The Association for Psychological Science names Hans J. Eysenck as a William James Fellow in recognition of a lifetime of distinguished contribution to psychological science.
For more than fifty years, he has led the struggle to bring science to bear on the most significant psychological issues of our times. A skeptic, who insists that human aspirations conform to fact and not vice-versa, he brings phenomena from the penumbra into the light. At the age of fifteen, he fled Hitler’s Germany and within twenty years became one of England’s most prominent scientists. His seminal early work on individual differences focused on extraversion, neuroticism, and psychoticism as the underlying dimensions of personality. He led and won the battle to put therapy on a scientific, behavioral footing. With a vision of human nature as biosocial, he breathed life into the study of the genetics of personality. He has allied himself with unpopular positions, such as the attack on psychoanalytic therapy, the selective contribution of cigarettes to cancer based on personality, the genetics of intelligence, the benefits of behavior therapy for physical health, and the puzzling, but strong predictive power of planetary position at birth on career choice. His is an articulate, moderated, and stable voice raised to defend positions in need of a defender. Time and again, the accumulation of facts has vindicated him.

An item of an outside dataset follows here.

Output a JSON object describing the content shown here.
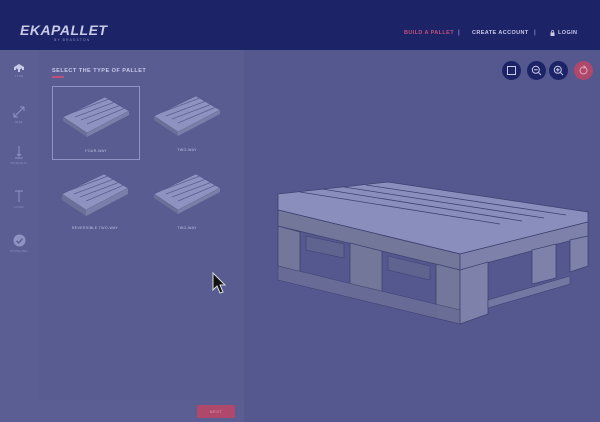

For the reach of his visionary intellect, for the grasp of his scholarly achievements, for his students who have fanned across the globe to lead the next generation, for his good sense, for his vigorous voice, for his devotion to fact, and above all for his unflagging courage we recognize Hans J. Eysenck as a leader in psychological science.